Today, the area is a sea of asphalt. Strip malls stretch endlessly. Everything is barren shopping outlets and garish home developments of reduplicated housing models stacked on top of each other. For mile on mile, there is nothing but concrete highway, fast food franchises, and suburban sprawl.

Happy Thanksgiving, Progress.

Whatever force created such a soulless hellhole should and must be stopped. Period. Worse, to actually consider this “Progress” over pretty much anything the Timucua might have been doing here is a delusion of epic and downright perverse proportions. Any worldview that would claim that is, well, evil, backward, and savage.

Modernism, so conceived, is a bankrupt paradigm. Yes, we can be nuanced, and should be, recognizing that it also brought with it many emancipations, cured many ills and diseases, added many comforts and luxuries, and generally allowed people the opportunity to explore self-actualization as they never could before. For these reasons, metamodernism embraces and takes up the genuine insights of modernism into its worldview. But it also takes up its postmodern critique, which is valid and urgently necessary. For, as we speak, the very suburban wastelands I’ve just described are still spreading, growing, “developing” across the globe. Indeed, is not the meta-crisis itself the cancer created by this modernist metastasis? Is modernism itself not causing the end of the world as we know it, after causing the end of so many others’ worlds? And is it not this challenge that metamodern activists are eagerly responding to?

In short, DoE is actually fighting an old ideological battle: namely, the postmodernist worldview against the modernist one.

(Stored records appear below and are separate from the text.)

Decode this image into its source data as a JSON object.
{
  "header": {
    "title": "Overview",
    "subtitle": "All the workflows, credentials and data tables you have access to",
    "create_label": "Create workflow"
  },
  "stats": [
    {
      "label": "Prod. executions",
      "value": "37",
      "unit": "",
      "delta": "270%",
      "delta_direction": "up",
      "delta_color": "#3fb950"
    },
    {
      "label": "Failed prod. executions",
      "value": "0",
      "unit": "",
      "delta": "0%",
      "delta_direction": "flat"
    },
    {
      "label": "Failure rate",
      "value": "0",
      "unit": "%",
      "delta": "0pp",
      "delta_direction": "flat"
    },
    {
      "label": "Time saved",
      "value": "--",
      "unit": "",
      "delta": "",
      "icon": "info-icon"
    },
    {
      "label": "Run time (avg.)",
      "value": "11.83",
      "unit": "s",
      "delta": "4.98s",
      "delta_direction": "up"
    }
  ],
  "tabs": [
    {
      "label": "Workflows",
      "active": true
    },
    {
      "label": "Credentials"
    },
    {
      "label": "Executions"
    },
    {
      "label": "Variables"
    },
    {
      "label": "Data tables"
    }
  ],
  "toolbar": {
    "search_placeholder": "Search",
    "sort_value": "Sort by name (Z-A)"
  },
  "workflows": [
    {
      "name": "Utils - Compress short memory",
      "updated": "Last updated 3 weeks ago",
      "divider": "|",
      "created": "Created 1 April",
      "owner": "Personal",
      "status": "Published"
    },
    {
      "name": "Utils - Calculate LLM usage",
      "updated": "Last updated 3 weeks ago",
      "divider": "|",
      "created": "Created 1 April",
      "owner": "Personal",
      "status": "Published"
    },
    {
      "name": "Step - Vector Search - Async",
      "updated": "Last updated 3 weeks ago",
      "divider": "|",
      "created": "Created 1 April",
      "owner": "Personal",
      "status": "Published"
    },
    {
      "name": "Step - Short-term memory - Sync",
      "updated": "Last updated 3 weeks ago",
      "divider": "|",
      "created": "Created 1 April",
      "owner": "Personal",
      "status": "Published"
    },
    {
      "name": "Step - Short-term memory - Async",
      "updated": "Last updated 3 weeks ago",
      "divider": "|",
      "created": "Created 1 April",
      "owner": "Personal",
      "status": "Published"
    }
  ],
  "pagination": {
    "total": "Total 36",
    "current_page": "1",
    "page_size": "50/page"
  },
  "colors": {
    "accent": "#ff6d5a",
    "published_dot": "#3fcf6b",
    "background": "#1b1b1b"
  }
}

We’ve seen this one before. It lampoons the earnest naivetes of early anthropologists and savages the ethnographers of “savages.” And in as much as it does this honestly and accurately, it does well. More power to you, Davids.


So, what do we say? To the extent that DoE can be seen as a weapon in the arsenal of postmodern critique of modernization’s insanity and the simple nonsense of modern “Progress,” then all the better?